Karl Malakunas’ “Delikado,” a hard-hitting film on the illegal logging activities in Palawan, will be screened back-to-back Stefanos Tai’s “We Don’t Dance for Nothing,” which is a nontraditional film about overseas Filipino workers in Hong Kong who find themselves in the tumult of the pro-democracy rallies that happened there before the pandemic.

The festival’s opening film will be Martina Ramirez Escobar’s psychological comedy-drama film “Leonor Will Never Die.” It stars Sheila Francisco as a retired screenwriter, who, after falling into a coma, finds herself the action hero of her unfinished screenplay. The film, which premiered at the World Dramatic Cinema Competition section of the 2022 Sundance Film Festival in January, has been making the rounds of festivals abroad ever since.

Cultural guardians

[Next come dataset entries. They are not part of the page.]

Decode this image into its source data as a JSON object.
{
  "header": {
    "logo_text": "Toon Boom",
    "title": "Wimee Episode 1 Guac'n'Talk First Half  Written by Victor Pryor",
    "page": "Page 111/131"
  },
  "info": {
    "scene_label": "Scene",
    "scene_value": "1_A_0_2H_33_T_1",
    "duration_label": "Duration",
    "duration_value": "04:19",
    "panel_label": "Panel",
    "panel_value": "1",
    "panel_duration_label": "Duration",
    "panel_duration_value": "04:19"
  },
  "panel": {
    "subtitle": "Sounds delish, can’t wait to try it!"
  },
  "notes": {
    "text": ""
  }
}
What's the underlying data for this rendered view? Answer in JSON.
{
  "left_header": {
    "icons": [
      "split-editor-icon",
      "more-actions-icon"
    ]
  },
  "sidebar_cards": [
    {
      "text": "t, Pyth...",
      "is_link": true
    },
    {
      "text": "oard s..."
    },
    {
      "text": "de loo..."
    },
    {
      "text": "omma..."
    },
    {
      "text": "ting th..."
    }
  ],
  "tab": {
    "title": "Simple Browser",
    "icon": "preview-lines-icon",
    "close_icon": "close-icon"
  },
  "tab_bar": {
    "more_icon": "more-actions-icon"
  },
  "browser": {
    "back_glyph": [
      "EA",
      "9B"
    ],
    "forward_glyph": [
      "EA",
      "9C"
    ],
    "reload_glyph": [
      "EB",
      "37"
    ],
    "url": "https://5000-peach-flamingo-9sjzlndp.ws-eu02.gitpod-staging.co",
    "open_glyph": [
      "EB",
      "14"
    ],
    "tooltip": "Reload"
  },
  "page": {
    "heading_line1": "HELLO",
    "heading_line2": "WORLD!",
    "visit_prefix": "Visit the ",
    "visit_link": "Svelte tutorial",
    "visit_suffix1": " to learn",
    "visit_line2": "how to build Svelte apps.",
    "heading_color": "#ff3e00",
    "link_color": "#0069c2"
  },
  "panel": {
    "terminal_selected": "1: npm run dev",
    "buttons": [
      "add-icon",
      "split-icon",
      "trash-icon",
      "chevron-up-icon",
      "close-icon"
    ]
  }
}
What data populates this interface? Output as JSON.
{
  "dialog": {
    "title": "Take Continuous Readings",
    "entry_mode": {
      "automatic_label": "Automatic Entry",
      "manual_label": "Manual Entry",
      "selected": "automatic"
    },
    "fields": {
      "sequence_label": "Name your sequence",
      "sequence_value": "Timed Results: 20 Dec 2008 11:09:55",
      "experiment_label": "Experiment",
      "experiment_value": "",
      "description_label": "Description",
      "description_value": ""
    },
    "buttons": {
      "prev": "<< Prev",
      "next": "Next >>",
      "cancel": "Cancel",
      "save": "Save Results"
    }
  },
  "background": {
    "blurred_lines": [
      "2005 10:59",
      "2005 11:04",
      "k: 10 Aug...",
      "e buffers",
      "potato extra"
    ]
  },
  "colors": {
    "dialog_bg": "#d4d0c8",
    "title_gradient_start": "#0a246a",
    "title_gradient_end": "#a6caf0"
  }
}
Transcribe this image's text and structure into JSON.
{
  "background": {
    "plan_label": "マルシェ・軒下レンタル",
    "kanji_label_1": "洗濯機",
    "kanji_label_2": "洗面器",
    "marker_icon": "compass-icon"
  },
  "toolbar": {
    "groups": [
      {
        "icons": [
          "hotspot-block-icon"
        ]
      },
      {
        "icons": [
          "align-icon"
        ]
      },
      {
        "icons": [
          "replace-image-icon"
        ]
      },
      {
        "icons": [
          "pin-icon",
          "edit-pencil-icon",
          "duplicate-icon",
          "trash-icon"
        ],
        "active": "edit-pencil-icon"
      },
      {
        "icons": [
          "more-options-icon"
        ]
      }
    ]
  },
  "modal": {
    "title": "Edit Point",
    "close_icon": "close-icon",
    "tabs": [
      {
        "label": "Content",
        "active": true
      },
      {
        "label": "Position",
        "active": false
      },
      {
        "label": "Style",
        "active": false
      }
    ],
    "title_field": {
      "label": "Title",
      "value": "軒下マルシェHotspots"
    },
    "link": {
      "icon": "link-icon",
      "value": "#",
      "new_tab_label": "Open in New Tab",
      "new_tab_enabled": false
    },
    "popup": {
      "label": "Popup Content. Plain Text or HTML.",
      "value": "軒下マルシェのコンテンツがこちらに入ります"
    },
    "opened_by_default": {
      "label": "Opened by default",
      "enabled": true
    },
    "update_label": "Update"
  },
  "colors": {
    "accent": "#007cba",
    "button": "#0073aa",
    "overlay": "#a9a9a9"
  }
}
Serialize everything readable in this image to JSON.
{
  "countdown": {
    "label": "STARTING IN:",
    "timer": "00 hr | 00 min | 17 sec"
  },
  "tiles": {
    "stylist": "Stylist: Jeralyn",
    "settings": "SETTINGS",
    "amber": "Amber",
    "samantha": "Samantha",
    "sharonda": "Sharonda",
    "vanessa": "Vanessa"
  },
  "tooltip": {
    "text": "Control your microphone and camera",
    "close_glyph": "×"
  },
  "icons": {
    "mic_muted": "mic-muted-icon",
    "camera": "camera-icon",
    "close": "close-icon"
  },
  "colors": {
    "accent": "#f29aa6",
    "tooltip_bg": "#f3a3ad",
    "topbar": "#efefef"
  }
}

“Cinemalaya began in 2005, a time when the film industry was experiencing some kind of a doldrum. Eighteen years later, we find ourselves in a more intense and deadly situation after coming in and out of lockdowns. What’s good is that we’re all back here. We see ourselves not only as survivors, but as cultural guardians,” Millado began.